• _ACTION ITEM_
Scan the entries below and return each line that contains "whatsapp".

Component data from apps and pages:
* * *

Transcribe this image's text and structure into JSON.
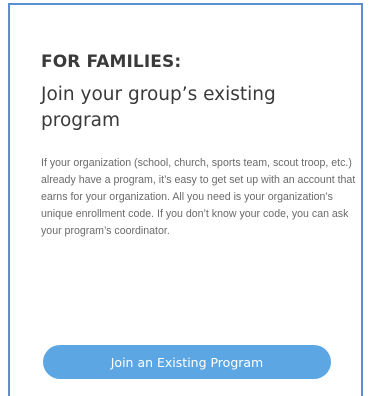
{
  "section": {
    "eyebrow": "FOR FAMILIES:",
    "headline": "Join your group’s existing program",
    "body": "If your organization (school, church, sports team, scout troop, etc.) already have a program, it’s easy to get set up with an account that earns for your organization. All you need is your organization’s unique enrollment code. If you don’t know your code, you can ask your program’s coordinator.",
    "cta_label": "Join an Existing Program"
  },
  "colors": {
    "accent_border": "#5b8fd0",
    "button_background": "#5ba6e3",
    "button_text": "#ffffff",
    "heading_text": "#3a3a3a",
    "body_text": "#6a6a6a"
  }
}
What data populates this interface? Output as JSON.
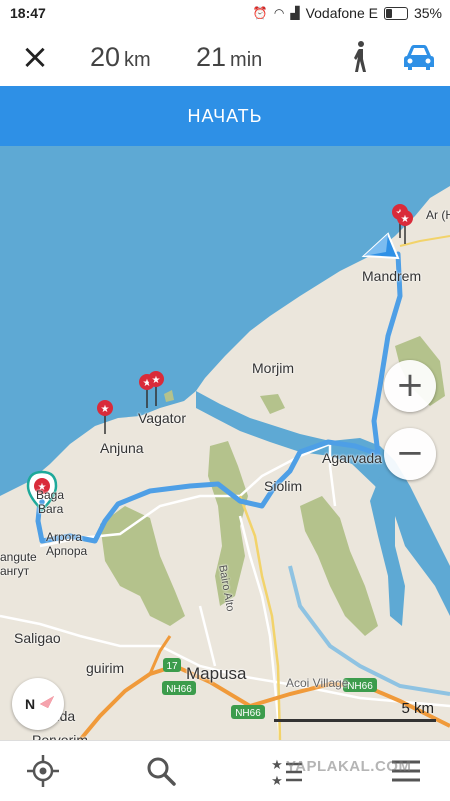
{
  "status_bar": {
    "time": "18:47",
    "carrier": "Vodafone E",
    "battery": "35%",
    "battery_level": 0.35
  },
  "route": {
    "distance_value": "20",
    "distance_unit": "km",
    "duration_value": "21",
    "duration_unit": "min",
    "modes": [
      "walk-icon",
      "car-icon"
    ],
    "active_mode": "car",
    "accent_color": "#2e90e6"
  },
  "start_button": {
    "label": "НАЧАТЬ"
  },
  "map": {
    "places": {
      "mandrem": "Mandrem",
      "arambol_partial": "Ar (Ha",
      "morjim": "Morjim",
      "vagator": "Vagator",
      "anjuna": "Anjuna",
      "agarvada": "Agarvada",
      "siolim": "Siolim",
      "baga_line1": "Baga",
      "baga_line2": "Bara",
      "arpora": "Arpora",
      "arpora_ru": "Арпора",
      "calangute": "angute",
      "calangute_ru": "ангут",
      "saligao": "Saligao",
      "guirim": "guirim",
      "mapusa": "Mapusa",
      "acoi_village": "Acoi Village",
      "sangolda": "Sangolda",
      "porvorim": "Porvorim",
      "bairo_alto": "Bairo Alto"
    },
    "road_shields": {
      "nh17": "17",
      "nh66_a": "NH66",
      "nh66_b": "NH66",
      "nh66_c": "NH66"
    },
    "scale_label": "5 km",
    "zoom_in": "+",
    "zoom_out": "−",
    "compass_letter": "N",
    "colors": {
      "sea": "#5ea9d4",
      "land": "#ebe6dc",
      "forest": "#b4c28c",
      "route": "#4e9fe6",
      "highway": "#f09a3a",
      "pin": "#d92b3a"
    }
  },
  "bottom_bar": {
    "buttons": [
      "location-icon",
      "search-icon",
      "favorites-icon",
      "menu-icon"
    ],
    "watermark": "YAPLAKAL.COM"
  }
}
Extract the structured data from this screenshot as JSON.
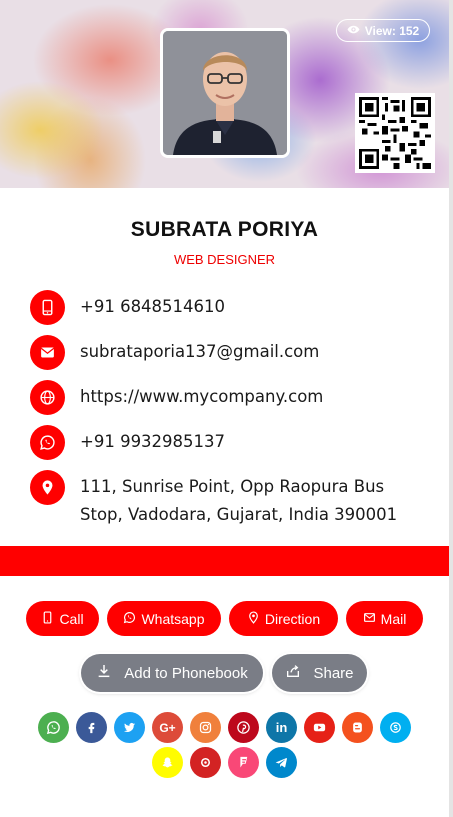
{
  "header": {
    "view_label": "View: 152"
  },
  "profile": {
    "name": "SUBRATA PORIYA",
    "designation": "WEB DESIGNER"
  },
  "contacts": [
    {
      "icon": "mobile-phone-icon",
      "text": "+91 6848514610"
    },
    {
      "icon": "envelope-icon",
      "text": "subrataporia137@gmail.com"
    },
    {
      "icon": "globe-icon",
      "text": "https://www.mycompany.com"
    },
    {
      "icon": "whatsapp-icon",
      "text": "+91 9932985137"
    },
    {
      "icon": "map-marker-icon",
      "text_line1": "111, Sunrise Point, Opp Raopura Bus",
      "text_line2": "Stop, Vadodara, Gujarat, India 390001"
    }
  ],
  "actions": {
    "call": "Call",
    "whatsapp": "Whatsapp",
    "direction": "Direction",
    "mail": "Mail",
    "add_phonebook": "Add to Phonebook",
    "share": "Share"
  },
  "social": [
    {
      "name": "whatsapp",
      "color": "#4caf50"
    },
    {
      "name": "facebook",
      "color": "#3b5998"
    },
    {
      "name": "twitter",
      "color": "#1da1f2"
    },
    {
      "name": "google-plus",
      "color": "#dd4b39"
    },
    {
      "name": "instagram",
      "color": "#f0803c"
    },
    {
      "name": "pinterest",
      "color": "#bd081c"
    },
    {
      "name": "linkedin",
      "color": "#0e76a8"
    },
    {
      "name": "youtube",
      "color": "#e62117"
    },
    {
      "name": "blogger",
      "color": "#f4511e"
    },
    {
      "name": "skype",
      "color": "#00aff0"
    },
    {
      "name": "snapchat",
      "color": "#fffc00"
    },
    {
      "name": "yelp",
      "color": "#d32323"
    },
    {
      "name": "foursquare",
      "color": "#f94877"
    },
    {
      "name": "telegram",
      "color": "#0088cc"
    }
  ],
  "colors": {
    "accent": "#ff0000",
    "button_grey": "#7a7d86"
  }
}
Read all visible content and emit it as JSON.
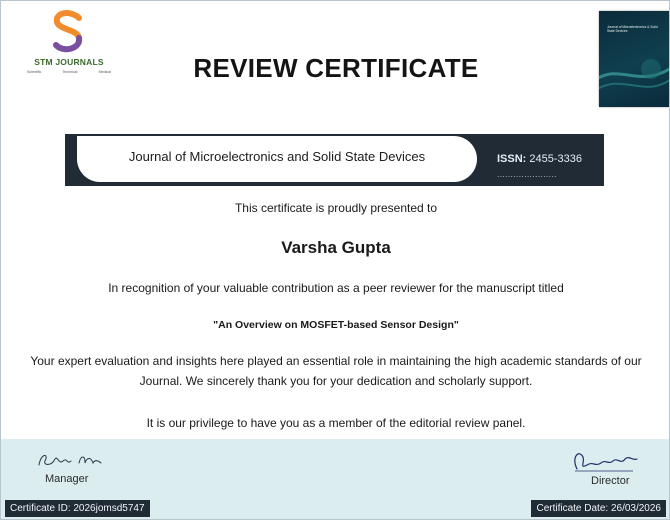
{
  "logo": {
    "name": "STM JOURNALS",
    "tagline": [
      "Scientific",
      "Technical",
      "Medical"
    ]
  },
  "title": "REVIEW CERTIFICATE",
  "cover": {
    "text": "Journal of Microelectronics & Solid State Devices"
  },
  "journal": {
    "name": "Journal of Microelectronics and Solid State Devices",
    "issn_label": "ISSN:",
    "issn_value": "2455-3336",
    "issn_dots": "......................"
  },
  "body": {
    "presented": "This certificate is proudly presented to",
    "recipient": "Varsha Gupta",
    "recognition": "In recognition of your valuable contribution as a peer reviewer for the manuscript titled",
    "manuscript": "\"An Overview on MOSFET-based Sensor Design\"",
    "paragraph": "Your expert evaluation and insights here played an essential role in maintaining the high academic standards of our Journal. We sincerely thank you for your dedication and scholarly support.",
    "privilege": "It is our privilege to have you as a member of the editorial review panel."
  },
  "footer": {
    "manager_signature": "Rahul Kumar",
    "manager_label": "Manager",
    "director_label": "Director",
    "certificate_id": "Certificate ID: 2026jomsd5747",
    "certificate_date": "Certificate Date: 26/03/2026"
  },
  "colors": {
    "dark_band": "#202b36",
    "footer_bg": "#dcedf0",
    "logo_orange": "#f28a2e",
    "logo_purple": "#7b4fa0",
    "logo_text": "#3a6b2a"
  }
}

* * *

• _RESULT FOR THIS EXERCISE_
      "icon": "whatsapp-icon",
    "whatsapp": "Whatsapp",
      "name": "whatsapp",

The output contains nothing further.